[SUPPLIED DATA Boundary: Start]
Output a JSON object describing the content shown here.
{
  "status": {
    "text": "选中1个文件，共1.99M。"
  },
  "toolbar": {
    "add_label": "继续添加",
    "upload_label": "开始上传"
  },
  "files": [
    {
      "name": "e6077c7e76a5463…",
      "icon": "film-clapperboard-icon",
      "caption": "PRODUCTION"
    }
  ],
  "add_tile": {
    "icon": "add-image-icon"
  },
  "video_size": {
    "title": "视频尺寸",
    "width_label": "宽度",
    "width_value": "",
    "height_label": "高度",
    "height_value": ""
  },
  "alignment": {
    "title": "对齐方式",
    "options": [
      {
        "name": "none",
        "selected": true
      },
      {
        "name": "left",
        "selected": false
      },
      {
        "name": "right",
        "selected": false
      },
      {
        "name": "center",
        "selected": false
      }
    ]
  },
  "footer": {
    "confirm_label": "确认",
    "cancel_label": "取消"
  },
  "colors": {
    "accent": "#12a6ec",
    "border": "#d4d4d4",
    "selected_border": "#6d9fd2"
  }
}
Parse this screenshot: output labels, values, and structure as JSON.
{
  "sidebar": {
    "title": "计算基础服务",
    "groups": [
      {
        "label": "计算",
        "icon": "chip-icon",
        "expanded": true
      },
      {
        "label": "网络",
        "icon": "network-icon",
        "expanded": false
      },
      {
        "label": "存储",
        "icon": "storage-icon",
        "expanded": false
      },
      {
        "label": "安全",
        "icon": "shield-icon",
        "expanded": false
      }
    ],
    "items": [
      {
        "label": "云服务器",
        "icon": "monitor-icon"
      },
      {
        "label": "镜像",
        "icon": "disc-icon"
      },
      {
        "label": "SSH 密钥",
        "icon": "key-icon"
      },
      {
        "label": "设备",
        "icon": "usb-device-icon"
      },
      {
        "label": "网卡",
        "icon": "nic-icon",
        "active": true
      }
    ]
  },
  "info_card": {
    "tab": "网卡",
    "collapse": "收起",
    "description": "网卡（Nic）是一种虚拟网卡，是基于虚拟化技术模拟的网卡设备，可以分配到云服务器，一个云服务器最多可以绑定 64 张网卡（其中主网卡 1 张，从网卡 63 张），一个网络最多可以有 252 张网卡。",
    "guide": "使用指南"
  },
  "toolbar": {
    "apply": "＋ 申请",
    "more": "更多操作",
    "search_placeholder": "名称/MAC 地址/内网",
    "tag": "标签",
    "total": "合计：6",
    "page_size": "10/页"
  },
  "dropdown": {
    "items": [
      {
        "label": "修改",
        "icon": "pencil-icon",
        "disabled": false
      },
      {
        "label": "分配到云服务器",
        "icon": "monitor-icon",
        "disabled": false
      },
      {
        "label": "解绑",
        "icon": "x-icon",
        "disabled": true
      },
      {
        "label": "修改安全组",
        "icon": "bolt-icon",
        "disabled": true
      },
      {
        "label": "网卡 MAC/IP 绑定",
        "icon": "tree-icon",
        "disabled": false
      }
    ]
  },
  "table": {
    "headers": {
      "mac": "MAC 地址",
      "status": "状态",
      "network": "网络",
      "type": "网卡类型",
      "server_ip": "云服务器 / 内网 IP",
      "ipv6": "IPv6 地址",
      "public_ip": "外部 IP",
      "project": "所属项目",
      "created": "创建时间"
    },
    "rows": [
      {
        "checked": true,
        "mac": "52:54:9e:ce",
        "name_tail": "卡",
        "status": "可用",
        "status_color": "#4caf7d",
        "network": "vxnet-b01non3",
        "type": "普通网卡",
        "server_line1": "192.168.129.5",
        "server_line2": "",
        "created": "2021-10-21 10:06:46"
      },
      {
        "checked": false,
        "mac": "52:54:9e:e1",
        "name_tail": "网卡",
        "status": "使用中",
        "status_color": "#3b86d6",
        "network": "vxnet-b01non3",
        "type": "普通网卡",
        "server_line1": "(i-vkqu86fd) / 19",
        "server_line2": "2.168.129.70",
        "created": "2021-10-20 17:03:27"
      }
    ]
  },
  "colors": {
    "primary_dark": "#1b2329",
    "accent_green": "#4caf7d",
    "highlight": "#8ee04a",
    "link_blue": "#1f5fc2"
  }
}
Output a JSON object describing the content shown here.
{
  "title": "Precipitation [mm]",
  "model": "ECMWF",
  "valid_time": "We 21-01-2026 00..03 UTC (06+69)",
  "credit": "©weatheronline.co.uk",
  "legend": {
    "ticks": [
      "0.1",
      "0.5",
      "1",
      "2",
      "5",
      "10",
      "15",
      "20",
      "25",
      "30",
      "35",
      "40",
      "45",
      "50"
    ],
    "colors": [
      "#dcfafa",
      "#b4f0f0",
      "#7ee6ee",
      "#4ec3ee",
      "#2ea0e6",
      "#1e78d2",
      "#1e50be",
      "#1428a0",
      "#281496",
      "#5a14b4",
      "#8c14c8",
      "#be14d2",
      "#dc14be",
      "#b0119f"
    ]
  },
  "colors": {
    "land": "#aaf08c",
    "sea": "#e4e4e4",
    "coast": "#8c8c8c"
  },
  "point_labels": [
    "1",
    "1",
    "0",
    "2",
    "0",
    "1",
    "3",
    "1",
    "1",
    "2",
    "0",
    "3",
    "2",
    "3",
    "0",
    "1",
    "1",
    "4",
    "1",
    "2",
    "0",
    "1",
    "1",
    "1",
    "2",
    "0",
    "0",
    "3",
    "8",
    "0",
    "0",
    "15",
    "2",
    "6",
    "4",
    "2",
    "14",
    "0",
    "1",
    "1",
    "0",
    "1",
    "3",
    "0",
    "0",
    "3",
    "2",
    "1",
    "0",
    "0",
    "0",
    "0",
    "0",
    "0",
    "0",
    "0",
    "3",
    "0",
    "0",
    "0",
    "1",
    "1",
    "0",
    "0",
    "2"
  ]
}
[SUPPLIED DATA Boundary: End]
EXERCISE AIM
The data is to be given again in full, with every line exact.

OUTPUT FOR THIS EXERCISE
Output a JSON object describing the content shown here.
{
  "status": {
    "text": "选中1个文件，共1.99M。"
  },
  "toolbar": {
    "add_label": "继续添加",
    "upload_label": "开始上传"
  },
  "files": [
    {
      "name": "e6077c7e76a5463…",
      "icon": "film-clapperboard-icon",
      "caption": "PRODUCTION"
    }
  ],
  "add_tile": {
    "icon": "add-image-icon"
  },
  "video_size": {
    "title": "视频尺寸",
    "width_label": "宽度",
    "width_value": "",
    "height_label": "高度",
    "height_value": ""
  },
  "alignment": {
    "title": "对齐方式",
    "options": [
      {
        "name": "none",
        "selected": true
      },
      {
        "name": "left",
        "selected": false
      },
      {
        "name": "right",
        "selected": false
      },
      {
        "name": "center",
        "selected": false
      }
    ]
  },
  "footer": {
    "confirm_label": "确认",
    "cancel_label": "取消"
  },
  "colors": {
    "accent": "#12a6ec",
    "border": "#d4d4d4",
    "selected_border": "#6d9fd2"
  }
}
Parse this screenshot: output labels, values, and structure as JSON.
{
  "sidebar": {
    "title": "计算基础服务",
    "groups": [
      {
        "label": "计算",
        "icon": "chip-icon",
        "expanded": true
      },
      {
        "label": "网络",
        "icon": "network-icon",
        "expanded": false
      },
      {
        "label": "存储",
        "icon": "storage-icon",
        "expanded": false
      },
      {
        "label": "安全",
        "icon": "shield-icon",
        "expanded": false
      }
    ],
    "items": [
      {
        "label": "云服务器",
        "icon": "monitor-icon"
      },
      {
        "label": "镜像",
        "icon": "disc-icon"
      },
      {
        "label": "SSH 密钥",
        "icon": "key-icon"
      },
      {
        "label": "设备",
        "icon": "usb-device-icon"
      },
      {
        "label": "网卡",
        "icon": "nic-icon",
        "active": true
      }
    ]
  },
  "info_card": {
    "tab": "网卡",
    "collapse": "收起",
    "description": "网卡（Nic）是一种虚拟网卡，是基于虚拟化技术模拟的网卡设备，可以分配到云服务器，一个云服务器最多可以绑定 64 张网卡（其中主网卡 1 张，从网卡 63 张），一个网络最多可以有 252 张网卡。",
    "guide": "使用指南"
  },
  "toolbar": {
    "apply": "＋ 申请",
    "more": "更多操作",
    "search_placeholder": "名称/MAC 地址/内网",
    "tag": "标签",
    "total": "合计：6",
    "page_size": "10/页"
  },
  "dropdown": {
    "items": [
      {
        "label": "修改",
        "icon": "pencil-icon",
        "disabled": false
      },
      {
        "label": "分配到云服务器",
        "icon": "monitor-icon",
        "disabled": false
      },
      {
        "label": "解绑",
        "icon": "x-icon",
        "disabled": true
      },
      {
        "label": "修改安全组",
        "icon": "bolt-icon",
        "disabled": true
      },
      {
        "label": "网卡 MAC/IP 绑定",
        "icon": "tree-icon",
        "disabled": false
      }
    ]
  },
  "table": {
    "headers": {
      "mac": "MAC 地址",
      "status": "状态",
      "network": "网络",
      "type": "网卡类型",
      "server_ip": "云服务器 / 内网 IP",
      "ipv6": "IPv6 地址",
      "public_ip": "外部 IP",
      "project": "所属项目",
      "created": "创建时间"
    },
    "rows": [
      {
        "checked": true,
        "mac": "52:54:9e:ce",
        "name_tail": "卡",
        "status": "可用",
        "status_color": "#4caf7d",
        "network": "vxnet-b01non3",
        "type": "普通网卡",
        "server_line1": "192.168.129.5",
        "server_line2": "",
        "created": "2021-10-21 10:06:46"
      },
      {
        "checked": false,
        "mac": "52:54:9e:e1",
        "name_tail": "网卡",
        "status": "使用中",
        "status_color": "#3b86d6",
        "network": "vxnet-b01non3",
        "type": "普通网卡",
        "server_line1": "(i-vkqu86fd) / 19",
        "server_line2": "2.168.129.70",
        "created": "2021-10-20 17:03:27"
      }
    ]
  },
  "colors": {
    "primary_dark": "#1b2329",
    "accent_green": "#4caf7d",
    "highlight": "#8ee04a",
    "link_blue": "#1f5fc2"
  }
}
Output a JSON object describing the content shown here.
{
  "title": "Precipitation [mm]",
  "model": "ECMWF",
  "valid_time": "We 21-01-2026 00..03 UTC (06+69)",
  "credit": "©weatheronline.co.uk",
  "legend": {
    "ticks": [
      "0.1",
      "0.5",
      "1",
      "2",
      "5",
      "10",
      "15",
      "20",
      "25",
      "30",
      "35",
      "40",
      "45",
      "50"
    ],
    "colors": [
      "#dcfafa",
      "#b4f0f0",
      "#7ee6ee",
      "#4ec3ee",
      "#2ea0e6",
      "#1e78d2",
      "#1e50be",
      "#1428a0",
      "#281496",
      "#5a14b4",
      "#8c14c8",
      "#be14d2",
      "#dc14be",
      "#b0119f"
    ]
  },
  "colors": {
    "land": "#aaf08c",
    "sea": "#e4e4e4",
    "coast": "#8c8c8c"
  },
  "point_labels": [
    "1",
    "1",
    "0",
    "2",
    "0",
    "1",
    "3",
    "1",
    "1",
    "2",
    "0",
    "3",
    "2",
    "3",
    "0",
    "1",
    "1",
    "4",
    "1",
    "2",
    "0",
    "1",
    "1",
    "1",
    "2",
    "0",
    "0",
    "3",
    "8",
    "0",
    "0",
    "15",
    "2",
    "6",
    "4",
    "2",
    "14",
    "0",
    "1",
    "1",
    "0",
    "1",
    "3",
    "0",
    "0",
    "3",
    "2",
    "1",
    "0",
    "0",
    "0",
    "0",
    "0",
    "0",
    "0",
    "0",
    "3",
    "0",
    "0",
    "0",
    "1",
    "1",
    "0",
    "0",
    "2"
  ]
}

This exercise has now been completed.